The fragrance is old wood and dark vanilla scented and it’s described as, ‘A subtle, woody fragrance that gives you a memorable touch. Your style refined.’

A perfect mix. Just the right amount of  lumberjack in every drop.

A perfect mix. Just the right amount of lumberjack in every drop.

Now I know some advertising can be a load of old tosh, but I don’t know of any man who would particularly want to smell of wood.

Even lumberjacks don’t really want to smell of wood that much, and we know how women love them.

Also how can smelling of wood make you more refined? You’ll smell like a joiner!

n Please can someone tell me why are old fashioned barbers allowed to put black and white photos of male models from the 1960s in their shops?

As far as we know these models didn’t go to that barbers to get their hair cut, and it’s not like many people are going to want a hairstyle from 50-odd years ago, so why would you bother having these pictures there?

It’s the haircutting equivalent of the pictures you get in McDonald’s of those big tempting burgers, which never end up looking like that when you buy them.

There should be a rule that says barbers should only be allowed to show pictures of people who’ve actually had their hair cut in the shop.

n Why is it that when a loud alarm goes off in our house, we get up and out in seconds, even if we’re naked, but when one goes off in a restaurant, café, or a shop we’re in, we just sit there looking confused until someone tells us we may be in danger and to get a move on.

n You know those spotlight, those trendy little lightbulbs that kind of fit into your ceiling rather than the big ones that hang down?
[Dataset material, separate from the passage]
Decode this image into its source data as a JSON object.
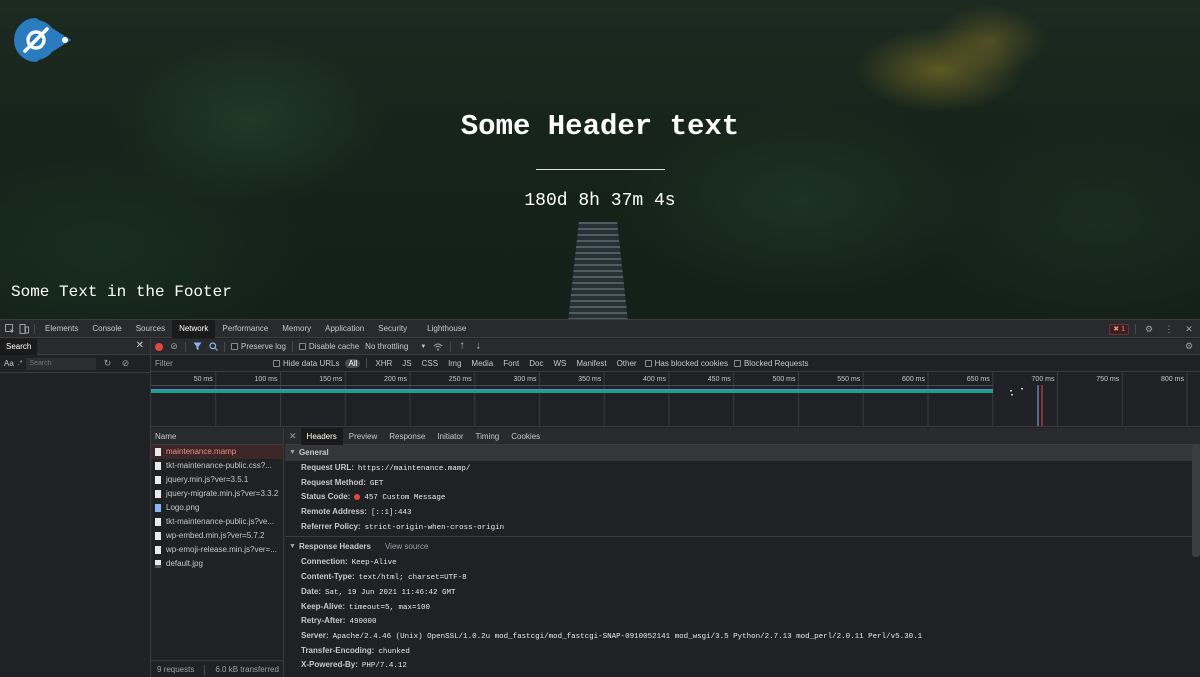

I was just wondering, how many of them have to blow before anyone can actually be bothered with the incredible hassle of changing them? I reckon it’s about 90 percent of them! Stuff trendy lighting.

It’s a total pain.